TASK BRIEF: Check every line of the records below for the string "this", then report only how many lines have it.

EXERCISE MATERIAL:
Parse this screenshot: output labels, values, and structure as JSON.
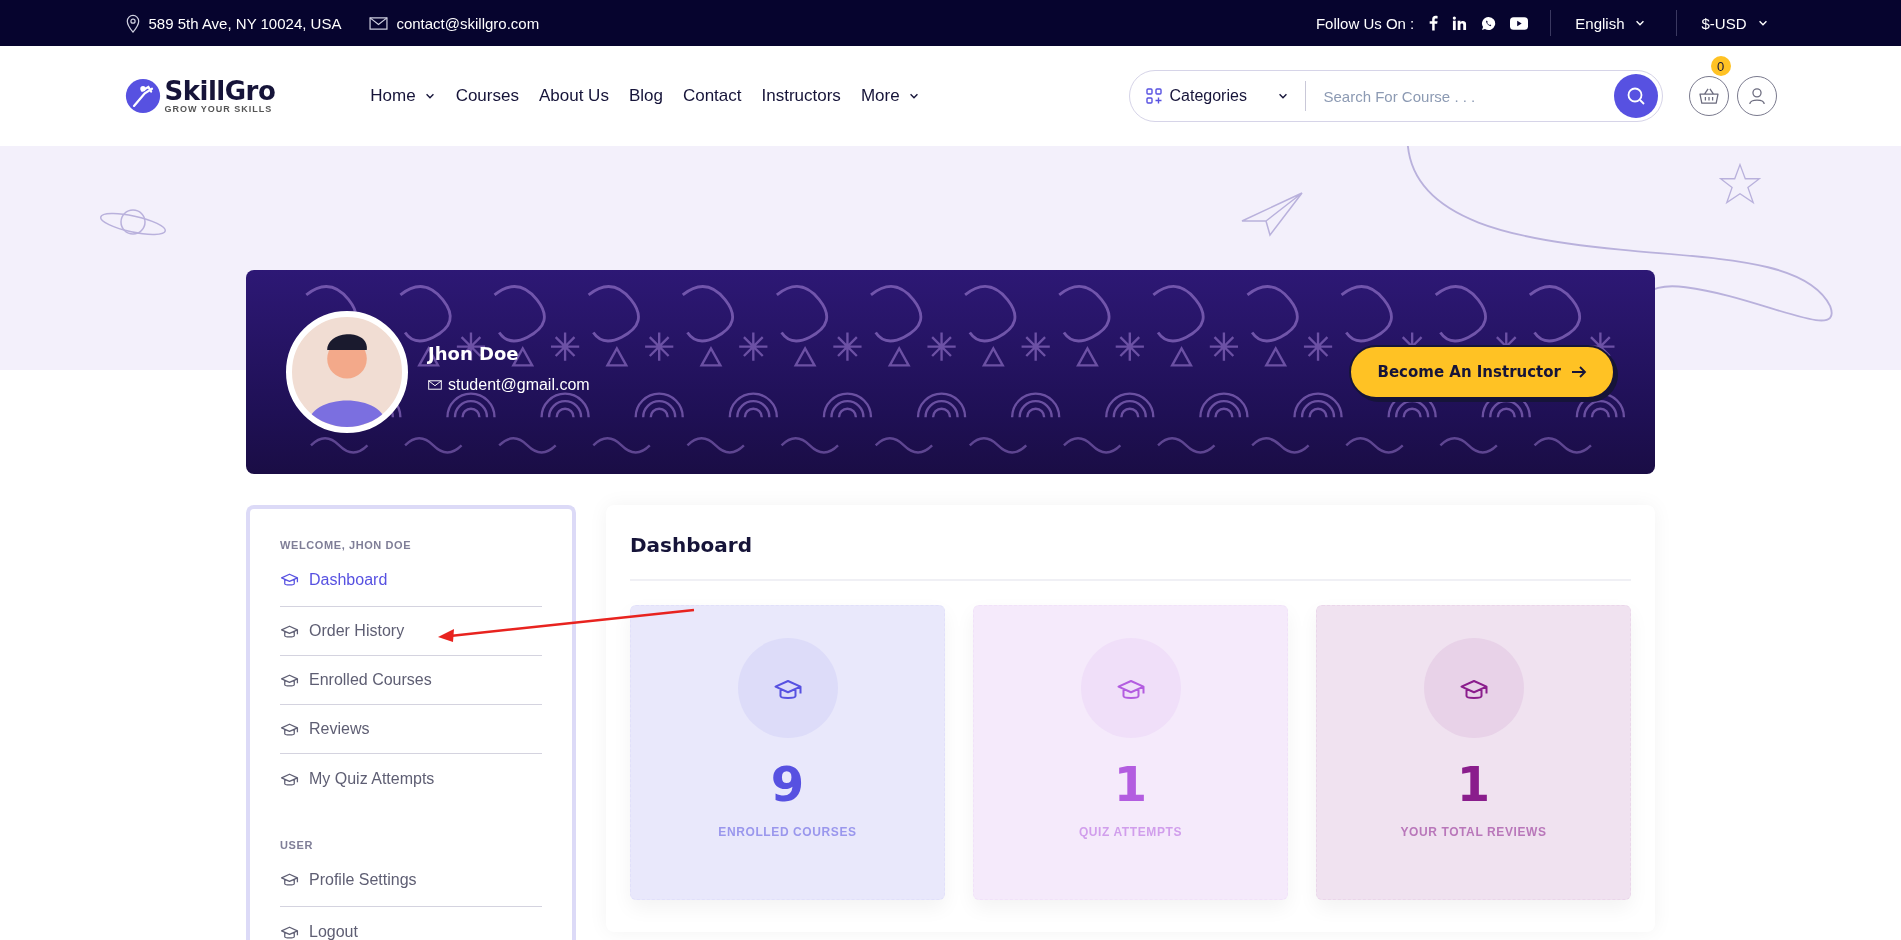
{
  "top_bar": {
    "address": "589 5th Ave, NY 10024, USA",
    "email": "contact@skillgro.com",
    "follow_label": "Follow Us On :",
    "language": "English",
    "currency": "$-USD"
  },
  "header": {
    "logo": {
      "name": "SkillGro",
      "tagline": "GROW YOUR SKILLS"
    },
    "nav": [
      {
        "label": "Home",
        "dropdown": true
      },
      {
        "label": "Courses",
        "dropdown": false
      },
      {
        "label": "About Us",
        "dropdown": false
      },
      {
        "label": "Blog",
        "dropdown": false
      },
      {
        "label": "Contact",
        "dropdown": false
      },
      {
        "label": "Instructors",
        "dropdown": false
      },
      {
        "label": "More",
        "dropdown": true
      }
    ],
    "search": {
      "category": "Categories",
      "placeholder": "Search For Course . . ."
    },
    "cart_count": "0"
  },
  "profile": {
    "name": "Jhon Doe",
    "email": "student@gmail.com",
    "button": "Become An Instructor"
  },
  "sidebar": {
    "sections": [
      {
        "heading": "WELCOME, JHON DOE",
        "items": [
          {
            "label": "Dashboard",
            "selected": true
          },
          {
            "label": "Order History",
            "selected": false
          },
          {
            "label": "Enrolled Courses",
            "selected": false
          },
          {
            "label": "Reviews",
            "selected": false
          },
          {
            "label": "My Quiz Attempts",
            "selected": false
          }
        ]
      },
      {
        "heading": "USER",
        "items": [
          {
            "label": "Profile Settings",
            "selected": false
          },
          {
            "label": "Logout",
            "selected": false
          }
        ]
      }
    ]
  },
  "dashboard": {
    "title": "Dashboard",
    "stats": [
      {
        "value": "9",
        "label": "ENROLLED COURSES",
        "color": "#5751e1"
      },
      {
        "value": "1",
        "label": "QUIZ ATTEMPTS",
        "color": "#b35de0"
      },
      {
        "value": "1",
        "label": "YOUR TOTAL REVIEWS",
        "color": "#8a1d8c"
      }
    ]
  }
}
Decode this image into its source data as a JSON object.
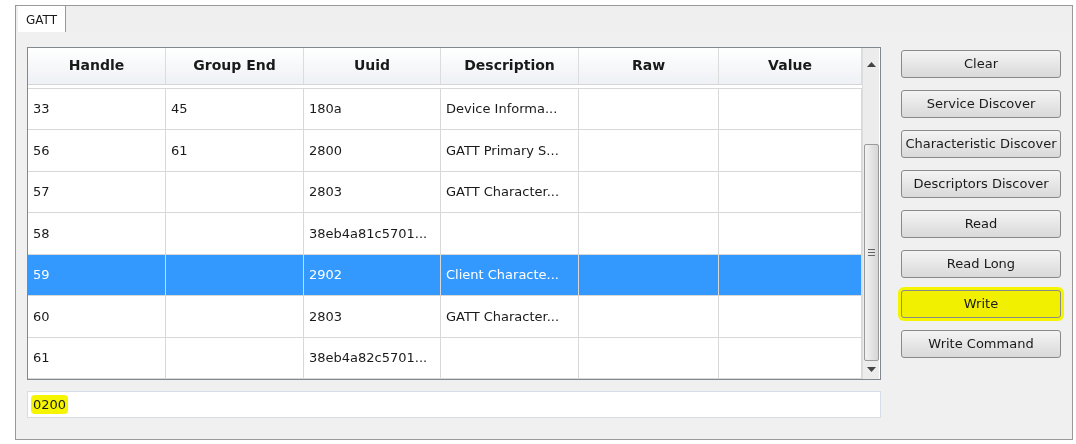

PROBLEM SOLUTION: 2